In these times, naturally we may start to question God’s plan for our life, whether God is paying attention to our needs or we may even begin to question God’s very existence. Faith can wain in even the most devout Christians in peril. Recall when the Disciples saw Jesus walking on the water, Peter asked Jesus to call out to him and he would walk on the water and join him. On hearing Jesus’ voice, Peter stepped out of the boat in faith and walked on the water. Yet after a few steps on the water, a small wind blew and Peter began to doubt causing him to sink.

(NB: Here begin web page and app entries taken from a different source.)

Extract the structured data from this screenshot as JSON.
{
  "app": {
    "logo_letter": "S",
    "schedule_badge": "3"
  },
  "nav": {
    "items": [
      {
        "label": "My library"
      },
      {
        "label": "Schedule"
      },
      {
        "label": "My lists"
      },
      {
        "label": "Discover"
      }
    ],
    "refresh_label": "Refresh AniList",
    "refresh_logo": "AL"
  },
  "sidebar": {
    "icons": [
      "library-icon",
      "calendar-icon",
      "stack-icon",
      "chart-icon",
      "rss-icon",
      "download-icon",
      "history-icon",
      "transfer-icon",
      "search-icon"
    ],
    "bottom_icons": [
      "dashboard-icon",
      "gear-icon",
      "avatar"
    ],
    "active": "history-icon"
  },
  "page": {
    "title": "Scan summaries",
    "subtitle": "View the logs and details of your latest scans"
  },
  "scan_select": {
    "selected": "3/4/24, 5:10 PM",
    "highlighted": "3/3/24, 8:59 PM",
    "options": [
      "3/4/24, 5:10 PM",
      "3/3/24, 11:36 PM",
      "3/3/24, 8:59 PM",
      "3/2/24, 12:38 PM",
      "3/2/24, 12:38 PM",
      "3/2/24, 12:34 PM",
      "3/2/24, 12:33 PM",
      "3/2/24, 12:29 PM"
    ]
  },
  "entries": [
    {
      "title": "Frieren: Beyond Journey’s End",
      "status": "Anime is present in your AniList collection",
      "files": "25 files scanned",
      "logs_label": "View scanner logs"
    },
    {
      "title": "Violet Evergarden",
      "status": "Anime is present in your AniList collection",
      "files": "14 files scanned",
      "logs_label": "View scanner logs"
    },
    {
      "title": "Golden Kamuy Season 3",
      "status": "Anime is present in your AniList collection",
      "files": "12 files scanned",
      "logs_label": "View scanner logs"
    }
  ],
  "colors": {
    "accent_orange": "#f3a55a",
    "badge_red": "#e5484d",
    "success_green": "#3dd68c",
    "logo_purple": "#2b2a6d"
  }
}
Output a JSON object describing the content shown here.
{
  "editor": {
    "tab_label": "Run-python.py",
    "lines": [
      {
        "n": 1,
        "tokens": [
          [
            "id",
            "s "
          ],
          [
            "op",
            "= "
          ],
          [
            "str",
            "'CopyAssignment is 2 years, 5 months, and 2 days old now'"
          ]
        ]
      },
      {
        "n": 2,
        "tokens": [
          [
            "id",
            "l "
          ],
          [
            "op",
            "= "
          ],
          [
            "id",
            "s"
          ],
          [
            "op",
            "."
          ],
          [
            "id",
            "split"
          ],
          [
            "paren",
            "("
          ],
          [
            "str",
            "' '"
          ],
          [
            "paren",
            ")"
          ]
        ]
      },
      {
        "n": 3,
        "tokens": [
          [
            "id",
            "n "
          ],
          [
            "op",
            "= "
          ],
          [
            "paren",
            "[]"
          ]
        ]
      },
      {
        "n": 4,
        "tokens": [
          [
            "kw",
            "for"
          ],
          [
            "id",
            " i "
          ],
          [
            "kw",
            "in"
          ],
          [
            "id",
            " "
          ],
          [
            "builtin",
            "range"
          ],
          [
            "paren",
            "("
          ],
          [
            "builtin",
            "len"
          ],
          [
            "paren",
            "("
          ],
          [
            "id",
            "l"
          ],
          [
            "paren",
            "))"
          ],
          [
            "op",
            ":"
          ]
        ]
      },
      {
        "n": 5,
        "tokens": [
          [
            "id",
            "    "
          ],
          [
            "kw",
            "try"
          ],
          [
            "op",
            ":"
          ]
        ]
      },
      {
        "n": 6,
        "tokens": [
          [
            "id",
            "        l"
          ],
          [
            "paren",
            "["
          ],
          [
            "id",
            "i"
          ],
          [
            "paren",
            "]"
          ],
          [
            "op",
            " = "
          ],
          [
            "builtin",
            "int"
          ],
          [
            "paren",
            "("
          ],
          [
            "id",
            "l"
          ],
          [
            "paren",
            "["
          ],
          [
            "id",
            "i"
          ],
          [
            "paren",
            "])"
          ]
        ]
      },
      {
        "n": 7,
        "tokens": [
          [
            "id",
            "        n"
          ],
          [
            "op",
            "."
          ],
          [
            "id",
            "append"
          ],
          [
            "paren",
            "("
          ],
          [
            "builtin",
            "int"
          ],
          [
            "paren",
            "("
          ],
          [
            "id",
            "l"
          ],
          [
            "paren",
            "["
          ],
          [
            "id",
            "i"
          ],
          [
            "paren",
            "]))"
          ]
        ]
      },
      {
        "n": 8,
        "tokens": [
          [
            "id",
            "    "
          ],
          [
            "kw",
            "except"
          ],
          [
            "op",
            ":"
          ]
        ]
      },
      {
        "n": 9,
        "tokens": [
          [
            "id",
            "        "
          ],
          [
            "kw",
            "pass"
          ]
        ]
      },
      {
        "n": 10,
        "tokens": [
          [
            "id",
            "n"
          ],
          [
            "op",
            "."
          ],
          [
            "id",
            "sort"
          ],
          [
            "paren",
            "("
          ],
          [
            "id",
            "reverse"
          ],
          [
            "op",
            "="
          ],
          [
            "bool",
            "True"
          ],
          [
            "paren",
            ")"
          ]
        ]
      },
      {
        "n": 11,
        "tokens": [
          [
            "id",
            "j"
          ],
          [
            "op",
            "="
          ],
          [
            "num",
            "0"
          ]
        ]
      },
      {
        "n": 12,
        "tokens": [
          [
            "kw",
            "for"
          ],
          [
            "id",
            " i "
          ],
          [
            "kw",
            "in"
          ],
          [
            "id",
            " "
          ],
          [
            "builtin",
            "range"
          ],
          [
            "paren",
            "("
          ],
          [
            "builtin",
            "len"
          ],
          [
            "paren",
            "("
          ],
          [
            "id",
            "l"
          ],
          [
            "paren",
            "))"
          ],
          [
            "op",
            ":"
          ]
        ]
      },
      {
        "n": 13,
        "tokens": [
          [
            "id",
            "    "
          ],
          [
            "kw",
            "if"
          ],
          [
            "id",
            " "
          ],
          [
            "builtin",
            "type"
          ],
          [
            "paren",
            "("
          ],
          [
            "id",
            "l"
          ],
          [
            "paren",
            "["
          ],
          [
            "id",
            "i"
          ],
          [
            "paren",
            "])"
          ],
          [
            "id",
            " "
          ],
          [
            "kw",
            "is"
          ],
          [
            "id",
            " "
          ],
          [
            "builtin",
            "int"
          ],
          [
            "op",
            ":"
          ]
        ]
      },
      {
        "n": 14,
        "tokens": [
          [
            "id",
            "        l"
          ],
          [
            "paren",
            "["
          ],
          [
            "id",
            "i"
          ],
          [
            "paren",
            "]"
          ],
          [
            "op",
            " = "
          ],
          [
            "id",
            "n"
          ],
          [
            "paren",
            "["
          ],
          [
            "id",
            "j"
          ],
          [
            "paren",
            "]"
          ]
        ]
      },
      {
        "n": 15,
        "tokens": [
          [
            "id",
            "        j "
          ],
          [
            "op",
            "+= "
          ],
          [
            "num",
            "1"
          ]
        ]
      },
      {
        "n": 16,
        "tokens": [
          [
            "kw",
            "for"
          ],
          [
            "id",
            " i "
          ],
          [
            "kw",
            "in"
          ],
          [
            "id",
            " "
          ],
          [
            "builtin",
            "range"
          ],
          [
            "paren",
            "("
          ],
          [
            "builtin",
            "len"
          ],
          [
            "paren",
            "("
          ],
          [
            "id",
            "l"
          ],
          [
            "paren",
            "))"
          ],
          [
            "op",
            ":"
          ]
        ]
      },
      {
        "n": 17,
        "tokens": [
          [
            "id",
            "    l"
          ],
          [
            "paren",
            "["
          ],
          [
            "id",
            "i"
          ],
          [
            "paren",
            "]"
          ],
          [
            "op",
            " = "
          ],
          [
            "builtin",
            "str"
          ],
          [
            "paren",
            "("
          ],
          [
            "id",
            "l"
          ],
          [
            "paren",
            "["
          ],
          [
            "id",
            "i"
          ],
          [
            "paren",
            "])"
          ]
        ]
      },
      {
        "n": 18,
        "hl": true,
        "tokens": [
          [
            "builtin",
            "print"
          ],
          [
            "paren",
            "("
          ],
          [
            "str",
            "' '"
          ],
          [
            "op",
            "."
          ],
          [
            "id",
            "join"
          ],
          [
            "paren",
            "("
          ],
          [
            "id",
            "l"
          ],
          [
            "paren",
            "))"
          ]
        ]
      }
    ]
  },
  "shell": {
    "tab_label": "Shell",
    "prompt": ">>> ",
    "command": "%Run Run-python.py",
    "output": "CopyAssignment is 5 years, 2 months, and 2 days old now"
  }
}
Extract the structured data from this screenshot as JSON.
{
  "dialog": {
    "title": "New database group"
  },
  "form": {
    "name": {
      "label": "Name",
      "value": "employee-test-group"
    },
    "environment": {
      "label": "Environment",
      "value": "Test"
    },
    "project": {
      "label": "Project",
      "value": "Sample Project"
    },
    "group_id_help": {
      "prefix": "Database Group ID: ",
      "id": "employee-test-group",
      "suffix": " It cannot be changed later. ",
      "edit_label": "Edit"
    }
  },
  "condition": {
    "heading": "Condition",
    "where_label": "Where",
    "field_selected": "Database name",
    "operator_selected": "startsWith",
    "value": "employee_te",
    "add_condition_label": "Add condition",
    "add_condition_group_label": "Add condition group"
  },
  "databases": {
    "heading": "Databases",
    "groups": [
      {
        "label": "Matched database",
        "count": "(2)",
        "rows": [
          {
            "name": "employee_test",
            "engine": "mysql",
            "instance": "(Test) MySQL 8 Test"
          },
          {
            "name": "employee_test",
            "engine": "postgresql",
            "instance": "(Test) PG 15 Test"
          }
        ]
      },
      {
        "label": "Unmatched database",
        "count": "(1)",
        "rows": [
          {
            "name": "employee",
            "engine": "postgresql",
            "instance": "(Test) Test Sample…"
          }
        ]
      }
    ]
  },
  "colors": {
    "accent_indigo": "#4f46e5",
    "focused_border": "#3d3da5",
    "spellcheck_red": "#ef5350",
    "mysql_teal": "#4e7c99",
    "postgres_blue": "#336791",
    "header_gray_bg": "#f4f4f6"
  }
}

Jesus had to intervene and save him from drowning remaking, “Ye of little faith.” If a follower and firsthand observer of the miracles and majesty of Christ can doubt, it’s no wonder we have the same reaction in difficult times.

The Book of James tells us that testing of our faith produces patience and endurance and that we are to let endurance have its perfect result for that too is the work of God. For if we doubt, then we will be tossed about in the water by the wind just like an ordinary bobber. This is precisely when we need the buoyancy of faith. Faith is our “Magic Bobber.” Hebrews 11:1 tells us “faith is the assurance of things hoped for, the conviction of things not seen.” 2 Corinthians 5:7 reiterates that we walk by faith, not by sight. That is to say faith is needed most precisely when our lives are under water and we cannot see the way forward.

Faith is what tells us to stop drowning and start swimming even when we cannot see the shore. It not only raises us to the top of the water but faith propels us further ahead along our course toward God’s ultimate purpose for our lives. So cast your line in life confidently and when the wind begins to blow and difficulties ensue, let it run its course and remember we have been given the ultimate “Magic Bobber” in the buoyancy of faith!

Advertisements

Leave a Reply

Fill in your details below or click an icon to log in:

WordPress.com Logo

You are commenting using your WordPress.com account. Log Out / Change )

Twitter picture

You are commenting using your Twitter account. Log Out / Change )

Facebook photo

You are commenting using your Facebook account. Log Out / Change )

Google+ photo

You are commenting using your Google+ account. Log Out / Change )

Connecting to %s